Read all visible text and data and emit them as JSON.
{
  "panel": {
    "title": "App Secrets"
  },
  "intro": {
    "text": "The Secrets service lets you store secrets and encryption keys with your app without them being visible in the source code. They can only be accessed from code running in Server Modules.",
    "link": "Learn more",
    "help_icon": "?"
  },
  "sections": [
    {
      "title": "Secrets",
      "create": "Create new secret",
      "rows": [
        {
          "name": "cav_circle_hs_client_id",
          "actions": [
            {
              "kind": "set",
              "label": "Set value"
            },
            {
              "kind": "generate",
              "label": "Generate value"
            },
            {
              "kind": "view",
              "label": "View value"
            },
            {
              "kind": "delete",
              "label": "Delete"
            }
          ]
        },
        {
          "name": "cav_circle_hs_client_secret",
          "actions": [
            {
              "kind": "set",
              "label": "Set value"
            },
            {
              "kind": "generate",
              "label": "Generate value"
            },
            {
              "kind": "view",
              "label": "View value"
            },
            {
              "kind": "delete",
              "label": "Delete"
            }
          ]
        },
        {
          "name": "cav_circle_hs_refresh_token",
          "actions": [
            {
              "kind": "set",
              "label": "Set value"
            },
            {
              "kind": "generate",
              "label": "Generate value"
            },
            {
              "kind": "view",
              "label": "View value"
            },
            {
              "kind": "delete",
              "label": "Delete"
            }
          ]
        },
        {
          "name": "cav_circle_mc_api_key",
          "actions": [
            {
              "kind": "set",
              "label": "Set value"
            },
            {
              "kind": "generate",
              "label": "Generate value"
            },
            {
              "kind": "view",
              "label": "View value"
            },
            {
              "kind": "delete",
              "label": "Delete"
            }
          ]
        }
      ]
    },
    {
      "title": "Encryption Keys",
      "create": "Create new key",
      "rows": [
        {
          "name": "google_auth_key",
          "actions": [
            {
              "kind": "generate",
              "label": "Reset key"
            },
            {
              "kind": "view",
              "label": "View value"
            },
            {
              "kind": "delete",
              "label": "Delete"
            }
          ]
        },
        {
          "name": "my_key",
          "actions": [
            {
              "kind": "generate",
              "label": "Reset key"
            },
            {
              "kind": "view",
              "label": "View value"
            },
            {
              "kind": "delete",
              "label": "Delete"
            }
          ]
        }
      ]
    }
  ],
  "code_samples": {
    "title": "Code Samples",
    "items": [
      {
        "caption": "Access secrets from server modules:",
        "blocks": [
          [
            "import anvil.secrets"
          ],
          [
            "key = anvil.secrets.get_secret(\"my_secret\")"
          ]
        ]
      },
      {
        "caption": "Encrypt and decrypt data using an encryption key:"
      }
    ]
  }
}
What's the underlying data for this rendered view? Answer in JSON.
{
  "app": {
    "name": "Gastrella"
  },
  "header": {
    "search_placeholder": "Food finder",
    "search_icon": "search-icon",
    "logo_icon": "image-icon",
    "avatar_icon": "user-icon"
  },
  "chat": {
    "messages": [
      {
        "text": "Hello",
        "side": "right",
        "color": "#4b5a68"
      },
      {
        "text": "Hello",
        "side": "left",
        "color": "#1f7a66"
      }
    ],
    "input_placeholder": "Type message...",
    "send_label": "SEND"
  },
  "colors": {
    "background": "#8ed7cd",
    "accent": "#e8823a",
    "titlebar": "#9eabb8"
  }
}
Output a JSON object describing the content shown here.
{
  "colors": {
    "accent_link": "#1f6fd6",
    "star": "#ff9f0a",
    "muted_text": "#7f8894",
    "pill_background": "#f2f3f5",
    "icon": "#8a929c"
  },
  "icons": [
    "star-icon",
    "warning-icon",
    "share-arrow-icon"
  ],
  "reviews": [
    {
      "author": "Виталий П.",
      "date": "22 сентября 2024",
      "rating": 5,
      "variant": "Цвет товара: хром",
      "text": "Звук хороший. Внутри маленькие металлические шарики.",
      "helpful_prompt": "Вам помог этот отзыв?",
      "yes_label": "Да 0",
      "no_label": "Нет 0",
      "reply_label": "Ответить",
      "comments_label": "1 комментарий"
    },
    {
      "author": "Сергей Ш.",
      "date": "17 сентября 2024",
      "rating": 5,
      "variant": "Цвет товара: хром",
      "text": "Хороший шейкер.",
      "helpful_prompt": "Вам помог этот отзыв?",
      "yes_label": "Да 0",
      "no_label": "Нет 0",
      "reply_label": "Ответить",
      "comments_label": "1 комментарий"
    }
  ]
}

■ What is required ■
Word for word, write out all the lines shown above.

■ Expected answer ■
Read all visible text and data and emit them as JSON.
{
  "panel": {
    "title": "App Secrets"
  },
  "intro": {
    "text": "The Secrets service lets you store secrets and encryption keys with your app without them being visible in the source code. They can only be accessed from code running in Server Modules.",
    "link": "Learn more",
    "help_icon": "?"
  },
  "sections": [
    {
      "title": "Secrets",
      "create": "Create new secret",
      "rows": [
        {
          "name": "cav_circle_hs_client_id",
          "actions": [
            {
              "kind": "set",
              "label": "Set value"
            },
            {
              "kind": "generate",
              "label": "Generate value"
            },
            {
              "kind": "view",
              "label": "View value"
            },
            {
              "kind": "delete",
              "label": "Delete"
            }
          ]
        },
        {
          "name": "cav_circle_hs_client_secret",
          "actions": [
            {
              "kind": "set",
              "label": "Set value"
            },
            {
              "kind": "generate",
              "label": "Generate value"
            },
            {
              "kind": "view",
              "label": "View value"
            },
            {
              "kind": "delete",
              "label": "Delete"
            }
          ]
        },
        {
          "name": "cav_circle_hs_refresh_token",
          "actions": [
            {
              "kind": "set",
              "label": "Set value"
            },
            {
              "kind": "generate",
              "label": "Generate value"
            },
            {
              "kind": "view",
              "label": "View value"
            },
            {
              "kind": "delete",
              "label": "Delete"
            }
          ]
        },
        {
          "name": "cav_circle_mc_api_key",
          "actions": [
            {
              "kind": "set",
              "label": "Set value"
            },
            {
              "kind": "generate",
              "label": "Generate value"
            },
            {
              "kind": "view",
              "label": "View value"
            },
            {
              "kind": "delete",
              "label": "Delete"
            }
          ]
        }
      ]
    },
    {
      "title": "Encryption Keys",
      "create": "Create new key",
      "rows": [
        {
          "name": "google_auth_key",
          "actions": [
            {
              "kind": "generate",
              "label": "Reset key"
            },
            {
              "kind": "view",
              "label": "View value"
            },
            {
              "kind": "delete",
              "label": "Delete"
            }
          ]
        },
        {
          "name": "my_key",
          "actions": [
            {
              "kind": "generate",
              "label": "Reset key"
            },
            {
              "kind": "view",
              "label": "View value"
            },
            {
              "kind": "delete",
              "label": "Delete"
            }
          ]
        }
      ]
    }
  ],
  "code_samples": {
    "title": "Code Samples",
    "items": [
      {
        "caption": "Access secrets from server modules:",
        "blocks": [
          [
            "import anvil.secrets"
          ],
          [
            "key = anvil.secrets.get_secret(\"my_secret\")"
          ]
        ]
      },
      {
        "caption": "Encrypt and decrypt data using an encryption key:"
      }
    ]
  }
}
What's the underlying data for this rendered view? Answer in JSON.
{
  "app": {
    "name": "Gastrella"
  },
  "header": {
    "search_placeholder": "Food finder",
    "search_icon": "search-icon",
    "logo_icon": "image-icon",
    "avatar_icon": "user-icon"
  },
  "chat": {
    "messages": [
      {
        "text": "Hello",
        "side": "right",
        "color": "#4b5a68"
      },
      {
        "text": "Hello",
        "side": "left",
        "color": "#1f7a66"
      }
    ],
    "input_placeholder": "Type message...",
    "send_label": "SEND"
  },
  "colors": {
    "background": "#8ed7cd",
    "accent": "#e8823a",
    "titlebar": "#9eabb8"
  }
}
Output a JSON object describing the content shown here.
{
  "colors": {
    "accent_link": "#1f6fd6",
    "star": "#ff9f0a",
    "muted_text": "#7f8894",
    "pill_background": "#f2f3f5",
    "icon": "#8a929c"
  },
  "icons": [
    "star-icon",
    "warning-icon",
    "share-arrow-icon"
  ],
  "reviews": [
    {
      "author": "Виталий П.",
      "date": "22 сентября 2024",
      "rating": 5,
      "variant": "Цвет товара: хром",
      "text": "Звук хороший. Внутри маленькие металлические шарики.",
      "helpful_prompt": "Вам помог этот отзыв?",
      "yes_label": "Да 0",
      "no_label": "Нет 0",
      "reply_label": "Ответить",
      "comments_label": "1 комментарий"
    },
    {
      "author": "Сергей Ш.",
      "date": "17 сентября 2024",
      "rating": 5,
      "variant": "Цвет товара: хром",
      "text": "Хороший шейкер.",
      "helpful_prompt": "Вам помог этот отзыв?",
      "yes_label": "Да 0",
      "no_label": "Нет 0",
      "reply_label": "Ответить",
      "comments_label": "1 комментарий"
    }
  ]
}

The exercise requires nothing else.